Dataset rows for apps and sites

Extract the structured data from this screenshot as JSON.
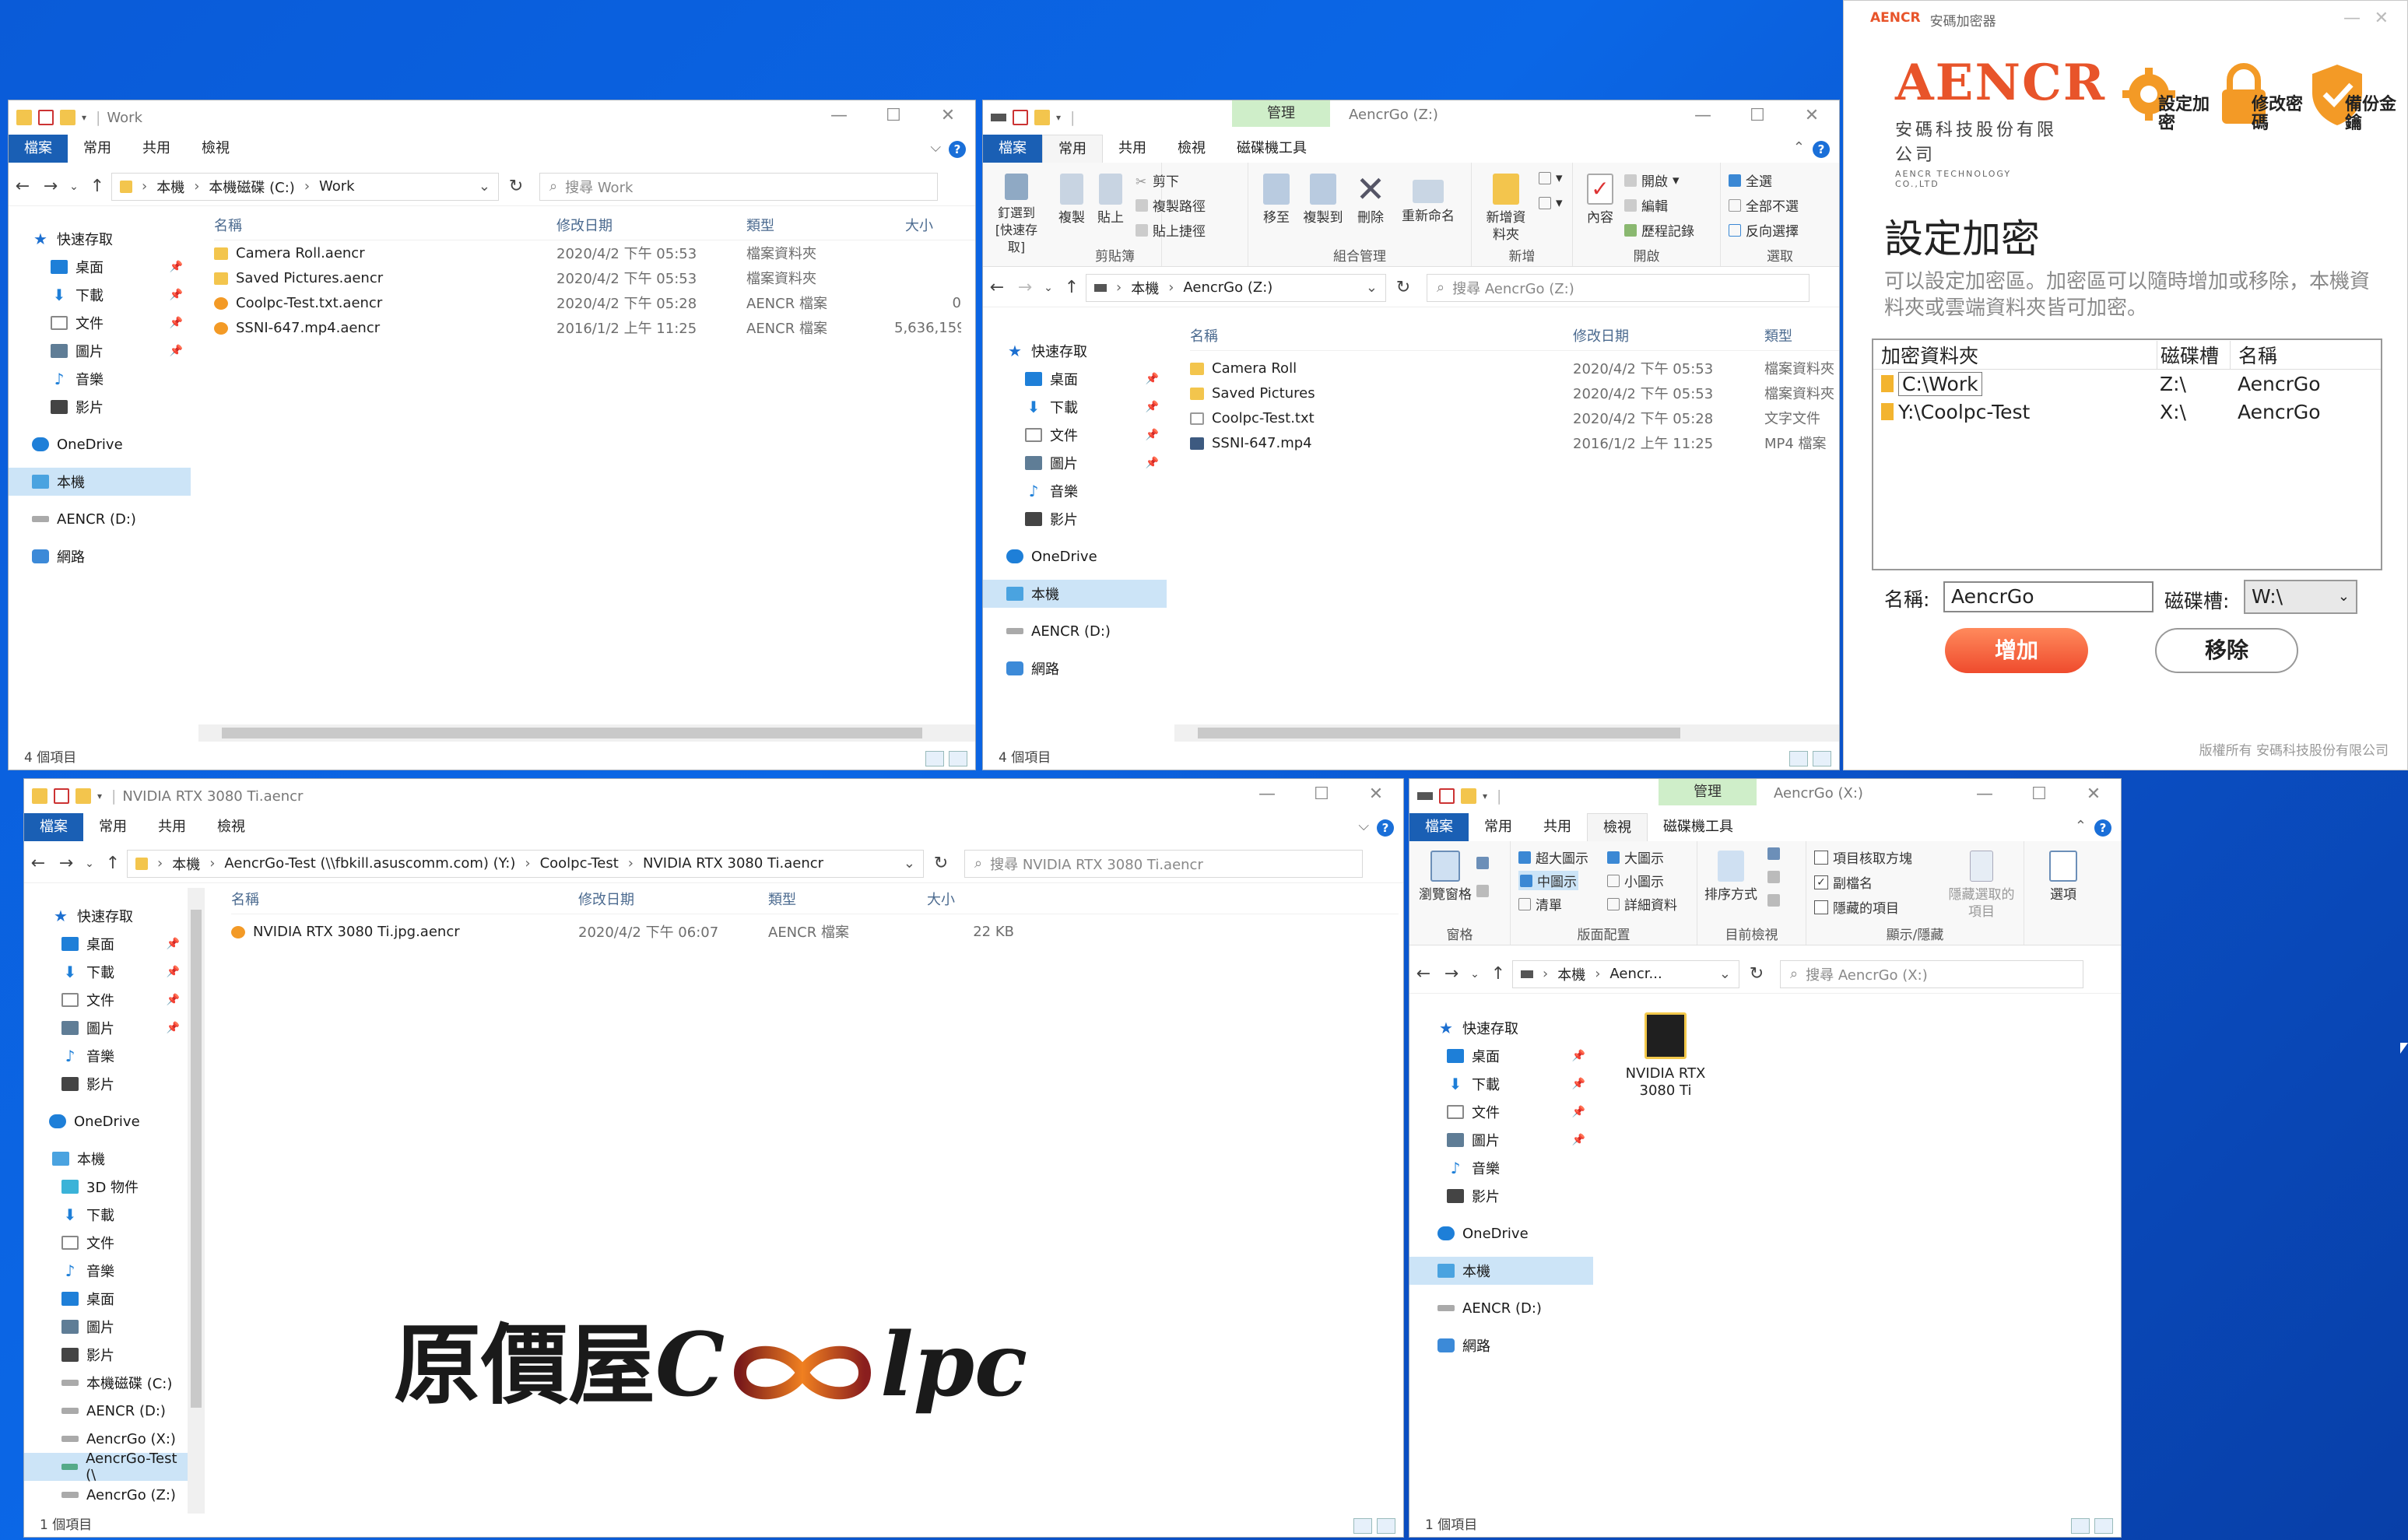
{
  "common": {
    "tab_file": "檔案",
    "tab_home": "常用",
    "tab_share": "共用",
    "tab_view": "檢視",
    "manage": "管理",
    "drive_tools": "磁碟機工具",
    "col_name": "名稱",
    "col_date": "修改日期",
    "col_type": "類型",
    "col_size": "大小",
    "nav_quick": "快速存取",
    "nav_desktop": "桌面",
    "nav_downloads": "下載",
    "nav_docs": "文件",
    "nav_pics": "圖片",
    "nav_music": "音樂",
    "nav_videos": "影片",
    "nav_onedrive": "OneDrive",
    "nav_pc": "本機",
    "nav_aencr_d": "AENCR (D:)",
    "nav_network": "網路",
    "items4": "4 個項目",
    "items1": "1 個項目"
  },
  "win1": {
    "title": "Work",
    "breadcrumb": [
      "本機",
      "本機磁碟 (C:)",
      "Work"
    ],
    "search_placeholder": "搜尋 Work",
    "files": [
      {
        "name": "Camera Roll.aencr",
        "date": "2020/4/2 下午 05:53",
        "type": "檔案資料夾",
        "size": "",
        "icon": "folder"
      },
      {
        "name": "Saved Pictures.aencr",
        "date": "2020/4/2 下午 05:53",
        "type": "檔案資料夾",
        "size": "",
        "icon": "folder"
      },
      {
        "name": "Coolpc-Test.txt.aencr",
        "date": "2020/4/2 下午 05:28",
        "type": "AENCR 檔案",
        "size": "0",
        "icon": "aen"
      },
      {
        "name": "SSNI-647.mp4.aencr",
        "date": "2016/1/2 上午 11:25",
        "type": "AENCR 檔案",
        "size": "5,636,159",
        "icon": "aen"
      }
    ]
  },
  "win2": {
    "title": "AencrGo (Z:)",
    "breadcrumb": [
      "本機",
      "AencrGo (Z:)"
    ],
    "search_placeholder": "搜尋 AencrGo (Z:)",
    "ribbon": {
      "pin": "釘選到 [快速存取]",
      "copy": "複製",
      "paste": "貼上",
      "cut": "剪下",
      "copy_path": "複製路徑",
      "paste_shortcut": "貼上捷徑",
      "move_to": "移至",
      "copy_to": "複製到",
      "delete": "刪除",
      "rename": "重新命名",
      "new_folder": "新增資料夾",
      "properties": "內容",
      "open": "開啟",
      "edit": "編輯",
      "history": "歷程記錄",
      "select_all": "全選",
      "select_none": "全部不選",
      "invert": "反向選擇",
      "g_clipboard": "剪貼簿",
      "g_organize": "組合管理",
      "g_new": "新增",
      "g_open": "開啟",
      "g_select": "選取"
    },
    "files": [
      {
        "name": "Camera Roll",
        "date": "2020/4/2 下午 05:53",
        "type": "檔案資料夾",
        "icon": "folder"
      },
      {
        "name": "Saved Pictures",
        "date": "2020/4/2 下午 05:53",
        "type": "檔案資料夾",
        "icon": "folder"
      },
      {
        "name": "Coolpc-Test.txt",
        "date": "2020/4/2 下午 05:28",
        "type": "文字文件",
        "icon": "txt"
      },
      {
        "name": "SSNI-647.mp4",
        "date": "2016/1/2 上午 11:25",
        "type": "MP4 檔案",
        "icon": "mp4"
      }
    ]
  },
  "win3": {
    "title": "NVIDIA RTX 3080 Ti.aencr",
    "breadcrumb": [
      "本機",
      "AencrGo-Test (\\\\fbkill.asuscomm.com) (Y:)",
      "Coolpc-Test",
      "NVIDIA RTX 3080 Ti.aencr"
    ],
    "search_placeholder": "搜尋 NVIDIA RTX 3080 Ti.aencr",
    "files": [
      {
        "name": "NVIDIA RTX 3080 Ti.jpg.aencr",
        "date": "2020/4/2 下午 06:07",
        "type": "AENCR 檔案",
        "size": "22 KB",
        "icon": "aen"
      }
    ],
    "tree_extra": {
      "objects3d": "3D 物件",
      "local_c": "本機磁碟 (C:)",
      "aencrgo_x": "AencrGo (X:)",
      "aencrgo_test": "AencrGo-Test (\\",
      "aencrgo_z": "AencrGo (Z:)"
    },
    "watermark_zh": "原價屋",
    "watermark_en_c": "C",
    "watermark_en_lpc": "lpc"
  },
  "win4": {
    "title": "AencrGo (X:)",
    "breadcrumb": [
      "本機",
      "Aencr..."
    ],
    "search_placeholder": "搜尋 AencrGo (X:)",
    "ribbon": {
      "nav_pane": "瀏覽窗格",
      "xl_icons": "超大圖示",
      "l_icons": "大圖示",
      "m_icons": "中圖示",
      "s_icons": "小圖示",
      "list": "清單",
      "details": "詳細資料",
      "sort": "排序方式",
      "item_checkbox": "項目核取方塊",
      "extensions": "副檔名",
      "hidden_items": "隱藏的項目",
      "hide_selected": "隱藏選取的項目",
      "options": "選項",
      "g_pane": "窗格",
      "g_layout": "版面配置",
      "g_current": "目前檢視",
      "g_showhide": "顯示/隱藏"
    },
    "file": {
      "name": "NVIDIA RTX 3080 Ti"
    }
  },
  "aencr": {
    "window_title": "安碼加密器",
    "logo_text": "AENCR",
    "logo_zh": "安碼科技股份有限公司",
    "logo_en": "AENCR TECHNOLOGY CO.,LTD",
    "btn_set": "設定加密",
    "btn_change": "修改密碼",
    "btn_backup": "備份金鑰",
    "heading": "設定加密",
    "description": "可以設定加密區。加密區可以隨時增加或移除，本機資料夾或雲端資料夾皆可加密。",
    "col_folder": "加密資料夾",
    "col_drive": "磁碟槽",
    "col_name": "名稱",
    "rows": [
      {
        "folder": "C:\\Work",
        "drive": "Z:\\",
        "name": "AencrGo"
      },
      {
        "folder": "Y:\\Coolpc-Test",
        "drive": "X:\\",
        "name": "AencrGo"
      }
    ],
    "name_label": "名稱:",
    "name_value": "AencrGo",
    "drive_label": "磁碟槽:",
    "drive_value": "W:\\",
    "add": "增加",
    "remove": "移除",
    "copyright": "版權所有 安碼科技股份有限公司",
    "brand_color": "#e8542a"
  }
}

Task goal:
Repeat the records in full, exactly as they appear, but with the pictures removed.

Problem solution:
Extract the structured data from this screenshot as JSON.
{
  "common": {
    "tab_file": "檔案",
    "tab_home": "常用",
    "tab_share": "共用",
    "tab_view": "檢視",
    "manage": "管理",
    "drive_tools": "磁碟機工具",
    "col_name": "名稱",
    "col_date": "修改日期",
    "col_type": "類型",
    "col_size": "大小",
    "nav_quick": "快速存取",
    "nav_desktop": "桌面",
    "nav_downloads": "下載",
    "nav_docs": "文件",
    "nav_pics": "圖片",
    "nav_music": "音樂",
    "nav_videos": "影片",
    "nav_onedrive": "OneDrive",
    "nav_pc": "本機",
    "nav_aencr_d": "AENCR (D:)",
    "nav_network": "網路",
    "items4": "4 個項目",
    "items1": "1 個項目"
  },
  "win1": {
    "title": "Work",
    "breadcrumb": [
      "本機",
      "本機磁碟 (C:)",
      "Work"
    ],
    "search_placeholder": "搜尋 Work",
    "files": [
      {
        "name": "Camera Roll.aencr",
        "date": "2020/4/2 下午 05:53",
        "type": "檔案資料夾",
        "size": "",
        "icon": "folder"
      },
      {
        "name": "Saved Pictures.aencr",
        "date": "2020/4/2 下午 05:53",
        "type": "檔案資料夾",
        "size": "",
        "icon": "folder"
      },
      {
        "name": "Coolpc-Test.txt.aencr",
        "date": "2020/4/2 下午 05:28",
        "type": "AENCR 檔案",
        "size": "0",
        "icon": "aen"
      },
      {
        "name": "SSNI-647.mp4.aencr",
        "date": "2016/1/2 上午 11:25",
        "type": "AENCR 檔案",
        "size": "5,636,159",
        "icon": "aen"
      }
    ]
  },
  "win2": {
    "title": "AencrGo (Z:)",
    "breadcrumb": [
      "本機",
      "AencrGo (Z:)"
    ],
    "search_placeholder": "搜尋 AencrGo (Z:)",
    "ribbon": {
      "pin": "釘選到 [快速存取]",
      "copy": "複製",
      "paste": "貼上",
      "cut": "剪下",
      "copy_path": "複製路徑",
      "paste_shortcut": "貼上捷徑",
      "move_to": "移至",
      "copy_to": "複製到",
      "delete": "刪除",
      "rename": "重新命名",
      "new_folder": "新增資料夾",
      "properties": "內容",
      "open": "開啟",
      "edit": "編輯",
      "history": "歷程記錄",
      "select_all": "全選",
      "select_none": "全部不選",
      "invert": "反向選擇",
      "g_clipboard": "剪貼簿",
      "g_organize": "組合管理",
      "g_new": "新增",
      "g_open": "開啟",
      "g_select": "選取"
    },
    "files": [
      {
        "name": "Camera Roll",
        "date": "2020/4/2 下午 05:53",
        "type": "檔案資料夾",
        "icon": "folder"
      },
      {
        "name": "Saved Pictures",
        "date": "2020/4/2 下午 05:53",
        "type": "檔案資料夾",
        "icon": "folder"
      },
      {
        "name": "Coolpc-Test.txt",
        "date": "2020/4/2 下午 05:28",
        "type": "文字文件",
        "icon": "txt"
      },
      {
        "name": "SSNI-647.mp4",
        "date": "2016/1/2 上午 11:25",
        "type": "MP4 檔案",
        "icon": "mp4"
      }
    ]
  },
  "win3": {
    "title": "NVIDIA RTX 3080 Ti.aencr",
    "breadcrumb": [
      "本機",
      "AencrGo-Test (\\\\fbkill.asuscomm.com) (Y:)",
      "Coolpc-Test",
      "NVIDIA RTX 3080 Ti.aencr"
    ],
    "search_placeholder": "搜尋 NVIDIA RTX 3080 Ti.aencr",
    "files": [
      {
        "name": "NVIDIA RTX 3080 Ti.jpg.aencr",
        "date": "2020/4/2 下午 06:07",
        "type": "AENCR 檔案",
        "size": "22 KB",
        "icon": "aen"
      }
    ],
    "tree_extra": {
      "objects3d": "3D 物件",
      "local_c": "本機磁碟 (C:)",
      "aencrgo_x": "AencrGo (X:)",
      "aencrgo_test": "AencrGo-Test (\\",
      "aencrgo_z": "AencrGo (Z:)"
    },
    "watermark_zh": "原價屋",
    "watermark_en_c": "C",
    "watermark_en_lpc": "lpc"
  },
  "win4": {
    "title": "AencrGo (X:)",
    "breadcrumb": [
      "本機",
      "Aencr..."
    ],
    "search_placeholder": "搜尋 AencrGo (X:)",
    "ribbon": {
      "nav_pane": "瀏覽窗格",
      "xl_icons": "超大圖示",
      "l_icons": "大圖示",
      "m_icons": "中圖示",
      "s_icons": "小圖示",
      "list": "清單",
      "details": "詳細資料",
      "sort": "排序方式",
      "item_checkbox": "項目核取方塊",
      "extensions": "副檔名",
      "hidden_items": "隱藏的項目",
      "hide_selected": "隱藏選取的項目",
      "options": "選項",
      "g_pane": "窗格",
      "g_layout": "版面配置",
      "g_current": "目前檢視",
      "g_showhide": "顯示/隱藏"
    },
    "file": {
      "name": "NVIDIA RTX 3080 Ti"
    }
  },
  "aencr": {
    "window_title": "安碼加密器",
    "logo_text": "AENCR",
    "logo_zh": "安碼科技股份有限公司",
    "logo_en": "AENCR TECHNOLOGY CO.,LTD",
    "btn_set": "設定加密",
    "btn_change": "修改密碼",
    "btn_backup": "備份金鑰",
    "heading": "設定加密",
    "description": "可以設定加密區。加密區可以隨時增加或移除，本機資料夾或雲端資料夾皆可加密。",
    "col_folder": "加密資料夾",
    "col_drive": "磁碟槽",
    "col_name": "名稱",
    "rows": [
      {
        "folder": "C:\\Work",
        "drive": "Z:\\",
        "name": "AencrGo"
      },
      {
        "folder": "Y:\\Coolpc-Test",
        "drive": "X:\\",
        "name": "AencrGo"
      }
    ],
    "name_label": "名稱:",
    "name_value": "AencrGo",
    "drive_label": "磁碟槽:",
    "drive_value": "W:\\",
    "add": "增加",
    "remove": "移除",
    "copyright": "版權所有 安碼科技股份有限公司",
    "brand_color": "#e8542a"
  }
}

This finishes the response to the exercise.